- **EXERCISE DESCRIPTION**: Which lines in the records below contain the word "User"? Report each of them.

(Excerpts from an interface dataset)
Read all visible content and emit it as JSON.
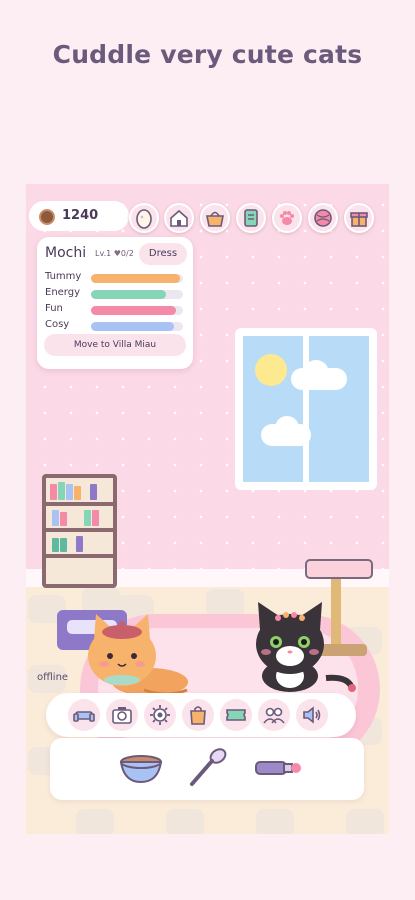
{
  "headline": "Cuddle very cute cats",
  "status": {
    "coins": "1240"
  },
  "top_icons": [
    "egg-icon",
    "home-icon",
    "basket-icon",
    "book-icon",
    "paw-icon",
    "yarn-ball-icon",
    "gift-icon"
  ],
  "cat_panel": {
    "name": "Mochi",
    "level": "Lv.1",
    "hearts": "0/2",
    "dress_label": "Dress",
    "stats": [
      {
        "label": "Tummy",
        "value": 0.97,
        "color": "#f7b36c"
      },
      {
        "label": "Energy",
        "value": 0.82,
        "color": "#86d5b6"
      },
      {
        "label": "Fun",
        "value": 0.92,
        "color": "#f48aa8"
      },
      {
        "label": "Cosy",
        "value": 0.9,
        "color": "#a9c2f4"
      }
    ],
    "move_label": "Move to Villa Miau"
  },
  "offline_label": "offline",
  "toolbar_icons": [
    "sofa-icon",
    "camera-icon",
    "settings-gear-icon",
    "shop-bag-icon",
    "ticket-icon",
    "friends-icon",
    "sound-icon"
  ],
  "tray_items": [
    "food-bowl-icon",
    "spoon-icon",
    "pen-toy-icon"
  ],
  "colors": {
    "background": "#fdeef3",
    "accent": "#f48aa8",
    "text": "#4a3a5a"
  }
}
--
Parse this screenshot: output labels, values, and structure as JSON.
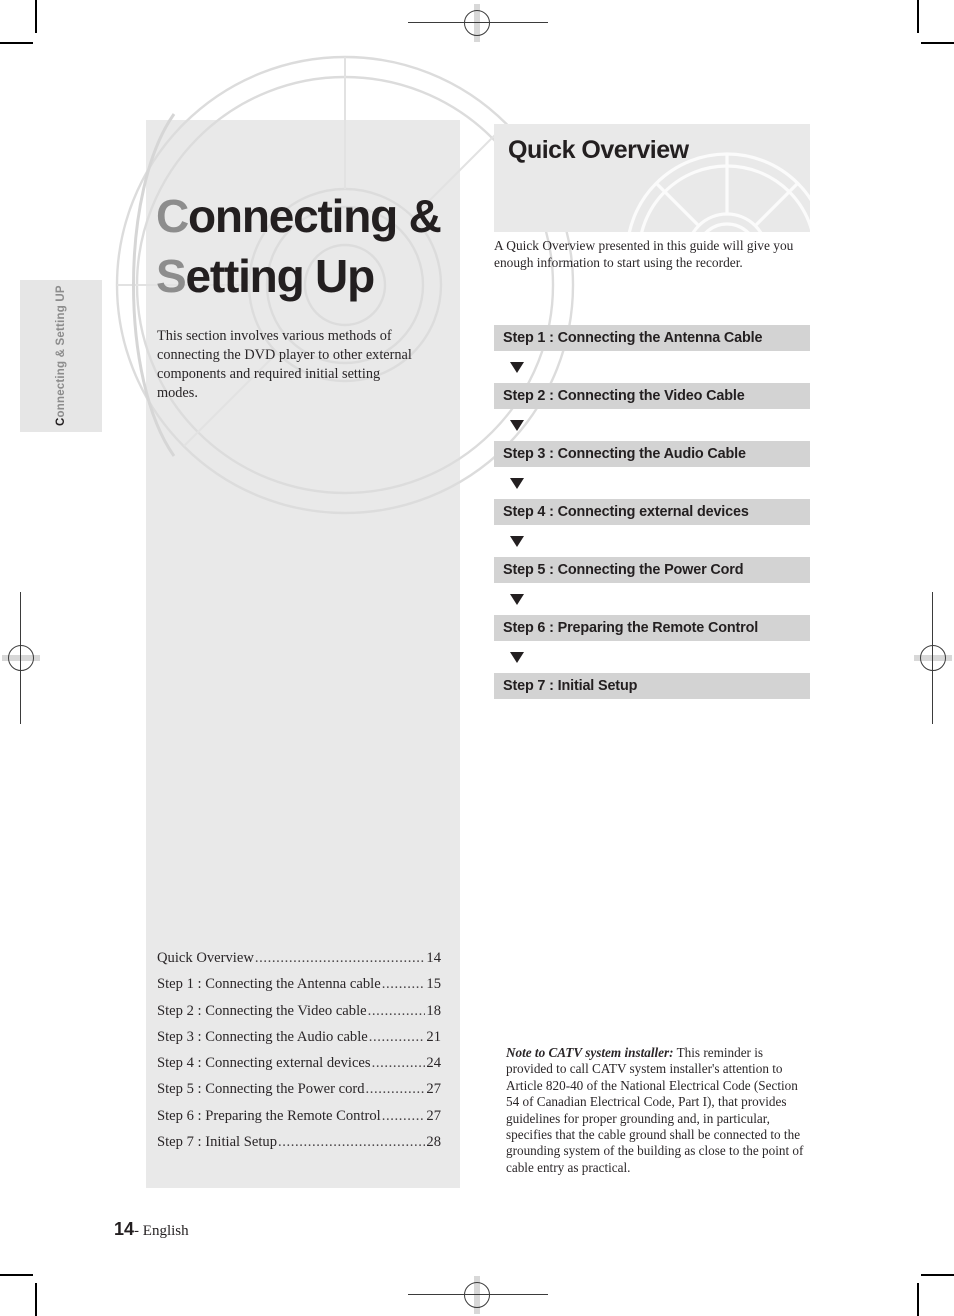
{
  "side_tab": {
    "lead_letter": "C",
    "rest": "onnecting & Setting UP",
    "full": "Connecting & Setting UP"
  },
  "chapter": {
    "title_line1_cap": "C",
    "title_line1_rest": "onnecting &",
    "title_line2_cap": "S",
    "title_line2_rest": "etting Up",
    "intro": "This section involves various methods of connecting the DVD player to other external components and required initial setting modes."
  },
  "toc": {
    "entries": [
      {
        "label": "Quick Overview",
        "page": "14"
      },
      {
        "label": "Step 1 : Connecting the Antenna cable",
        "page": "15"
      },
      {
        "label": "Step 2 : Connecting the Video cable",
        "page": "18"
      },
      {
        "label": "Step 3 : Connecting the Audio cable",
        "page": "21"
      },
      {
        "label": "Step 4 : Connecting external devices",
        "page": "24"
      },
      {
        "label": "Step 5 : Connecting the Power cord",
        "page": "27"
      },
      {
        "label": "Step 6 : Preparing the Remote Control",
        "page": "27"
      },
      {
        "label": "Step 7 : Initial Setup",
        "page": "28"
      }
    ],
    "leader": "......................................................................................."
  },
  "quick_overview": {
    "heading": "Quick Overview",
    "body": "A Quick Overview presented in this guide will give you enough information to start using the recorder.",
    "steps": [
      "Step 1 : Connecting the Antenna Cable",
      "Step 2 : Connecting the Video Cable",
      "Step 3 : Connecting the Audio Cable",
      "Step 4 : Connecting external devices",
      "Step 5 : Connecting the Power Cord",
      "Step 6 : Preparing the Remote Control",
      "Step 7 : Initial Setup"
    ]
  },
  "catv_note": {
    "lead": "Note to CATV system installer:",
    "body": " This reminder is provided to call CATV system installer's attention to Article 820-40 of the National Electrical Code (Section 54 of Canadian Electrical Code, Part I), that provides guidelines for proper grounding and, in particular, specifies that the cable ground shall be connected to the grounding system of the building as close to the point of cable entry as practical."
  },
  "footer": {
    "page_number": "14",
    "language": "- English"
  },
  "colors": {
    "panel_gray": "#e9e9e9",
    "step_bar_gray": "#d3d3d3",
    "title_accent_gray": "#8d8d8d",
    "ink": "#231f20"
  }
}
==
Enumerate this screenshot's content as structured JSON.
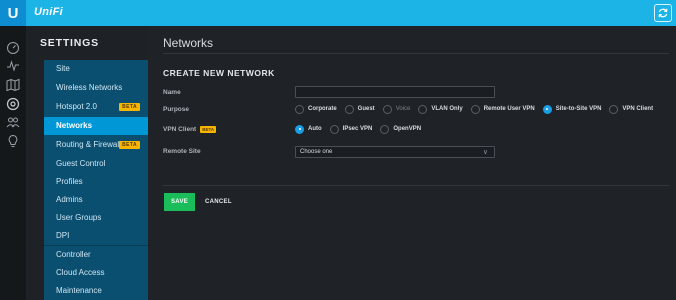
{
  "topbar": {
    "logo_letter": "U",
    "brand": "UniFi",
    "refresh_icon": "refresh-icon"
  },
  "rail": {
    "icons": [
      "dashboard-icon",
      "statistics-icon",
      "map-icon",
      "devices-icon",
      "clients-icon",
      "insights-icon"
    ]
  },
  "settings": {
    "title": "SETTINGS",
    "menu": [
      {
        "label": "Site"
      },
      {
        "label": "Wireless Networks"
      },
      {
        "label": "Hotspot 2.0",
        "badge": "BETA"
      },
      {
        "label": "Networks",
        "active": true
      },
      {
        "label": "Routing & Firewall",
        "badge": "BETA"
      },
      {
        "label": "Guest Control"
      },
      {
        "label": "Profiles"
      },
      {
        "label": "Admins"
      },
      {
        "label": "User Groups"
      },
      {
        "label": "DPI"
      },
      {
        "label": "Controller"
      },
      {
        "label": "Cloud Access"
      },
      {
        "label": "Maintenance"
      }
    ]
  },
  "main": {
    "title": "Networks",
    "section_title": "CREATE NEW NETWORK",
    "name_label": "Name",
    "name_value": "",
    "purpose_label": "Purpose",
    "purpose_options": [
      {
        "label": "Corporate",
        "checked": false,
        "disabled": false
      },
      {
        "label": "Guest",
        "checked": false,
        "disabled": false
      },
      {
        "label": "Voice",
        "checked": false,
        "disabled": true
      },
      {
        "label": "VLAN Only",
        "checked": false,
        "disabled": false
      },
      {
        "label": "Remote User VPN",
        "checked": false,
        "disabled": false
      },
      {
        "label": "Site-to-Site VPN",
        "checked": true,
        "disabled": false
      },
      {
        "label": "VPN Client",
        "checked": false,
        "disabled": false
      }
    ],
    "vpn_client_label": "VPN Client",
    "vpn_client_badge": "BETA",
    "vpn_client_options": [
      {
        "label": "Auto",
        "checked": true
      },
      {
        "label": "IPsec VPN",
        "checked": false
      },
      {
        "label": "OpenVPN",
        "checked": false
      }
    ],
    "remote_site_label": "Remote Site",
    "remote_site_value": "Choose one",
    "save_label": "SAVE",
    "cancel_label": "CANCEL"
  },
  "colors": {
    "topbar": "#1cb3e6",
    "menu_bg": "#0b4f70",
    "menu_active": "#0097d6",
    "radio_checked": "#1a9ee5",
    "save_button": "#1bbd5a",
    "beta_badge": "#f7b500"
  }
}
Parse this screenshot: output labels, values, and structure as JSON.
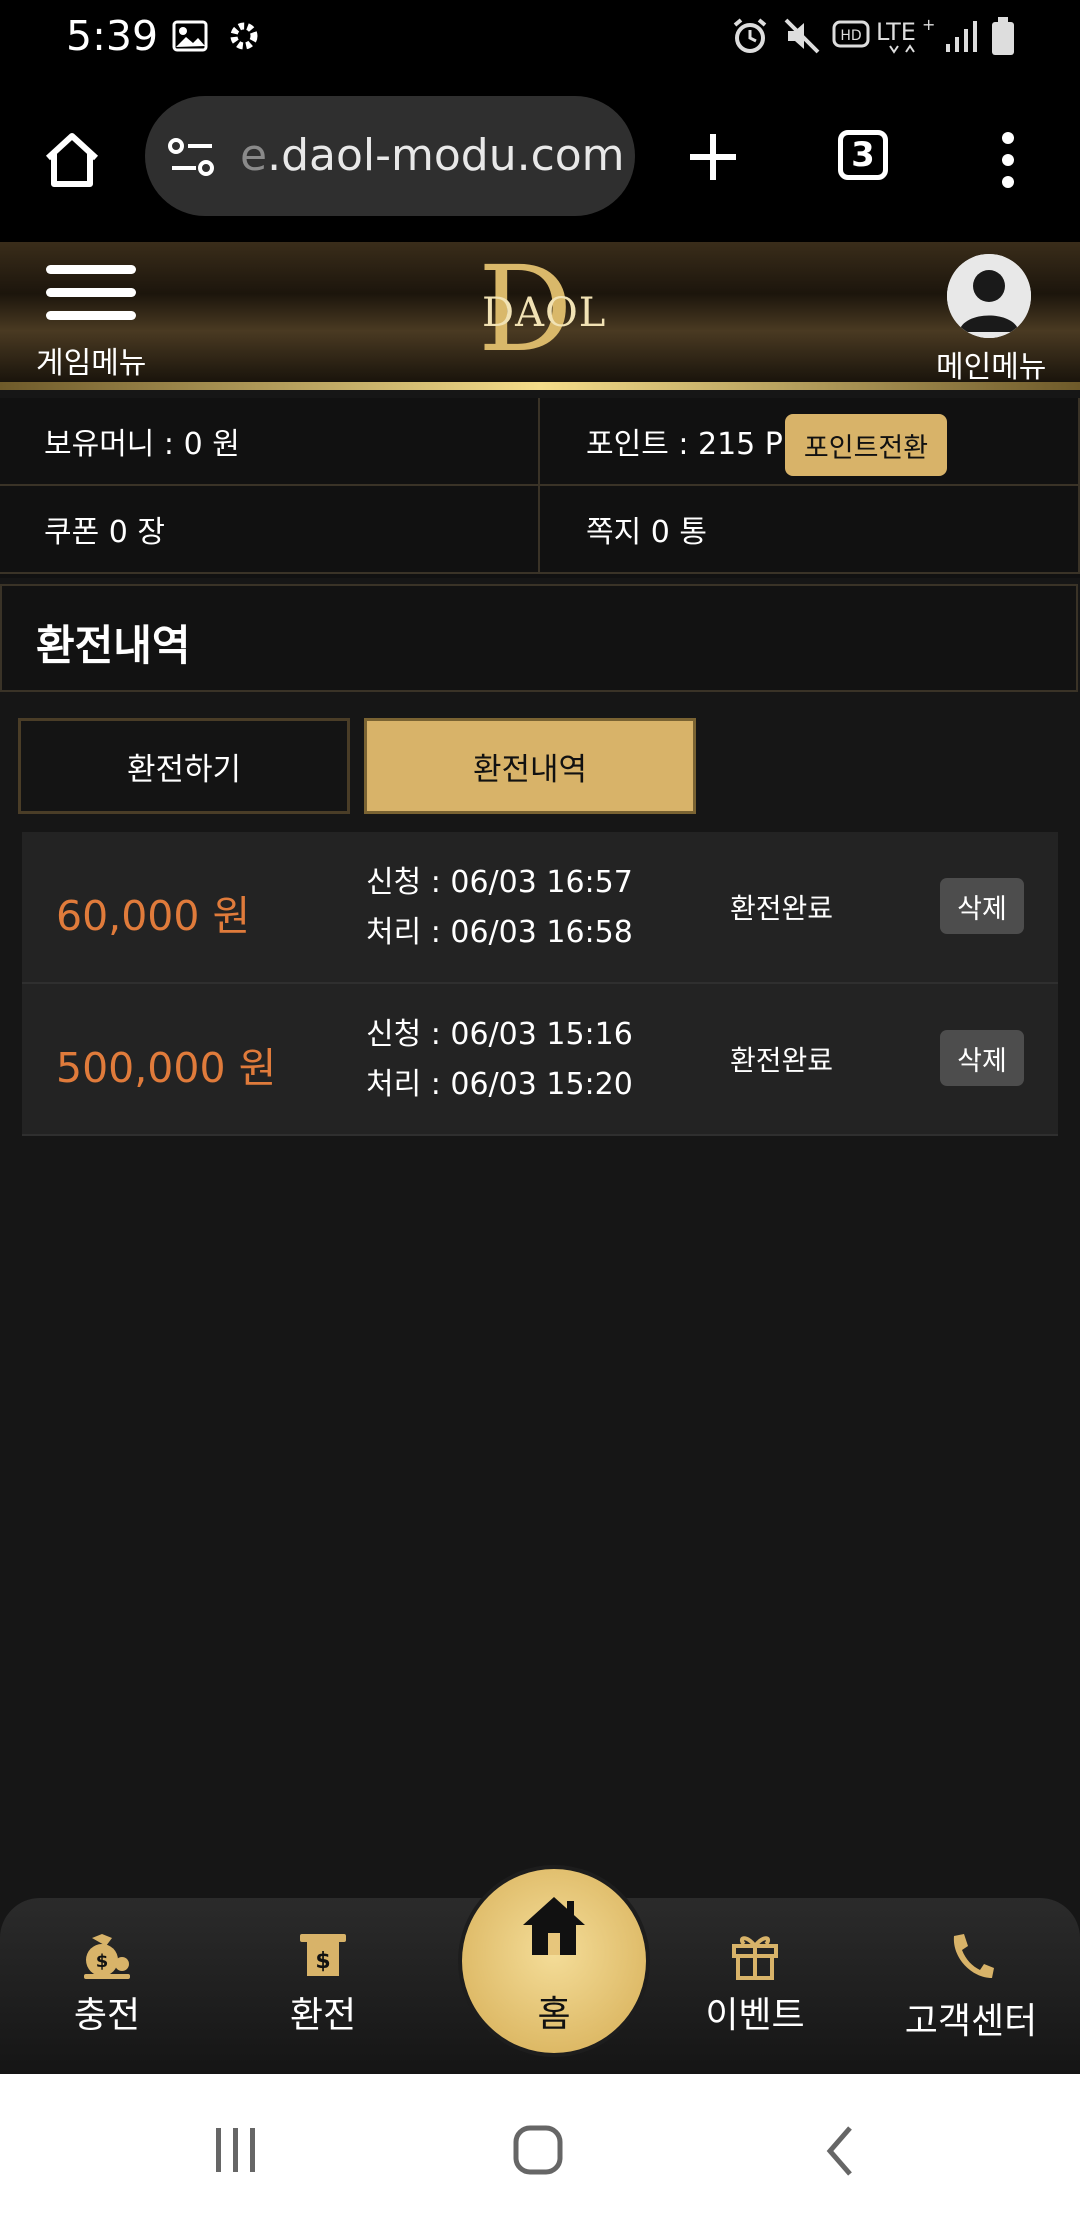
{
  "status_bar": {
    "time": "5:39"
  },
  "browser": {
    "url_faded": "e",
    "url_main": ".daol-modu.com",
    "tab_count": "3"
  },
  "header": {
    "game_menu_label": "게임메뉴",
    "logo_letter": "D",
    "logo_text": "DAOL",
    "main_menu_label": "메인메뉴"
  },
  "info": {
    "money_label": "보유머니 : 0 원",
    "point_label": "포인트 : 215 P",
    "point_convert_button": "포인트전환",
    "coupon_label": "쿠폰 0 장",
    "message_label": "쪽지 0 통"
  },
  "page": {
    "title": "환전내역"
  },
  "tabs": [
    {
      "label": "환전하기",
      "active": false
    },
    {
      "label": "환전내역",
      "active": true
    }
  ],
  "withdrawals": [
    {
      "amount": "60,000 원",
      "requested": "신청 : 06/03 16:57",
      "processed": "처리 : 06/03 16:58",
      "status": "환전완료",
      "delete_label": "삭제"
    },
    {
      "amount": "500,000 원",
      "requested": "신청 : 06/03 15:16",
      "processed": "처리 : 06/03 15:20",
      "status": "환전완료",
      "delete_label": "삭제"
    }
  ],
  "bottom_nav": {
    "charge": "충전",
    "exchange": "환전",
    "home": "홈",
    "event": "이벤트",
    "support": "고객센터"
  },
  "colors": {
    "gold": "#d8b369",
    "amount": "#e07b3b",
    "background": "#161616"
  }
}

- **ANSWER SPACE**:
        "label": "User Groups"
        "label": "Remote User VPN",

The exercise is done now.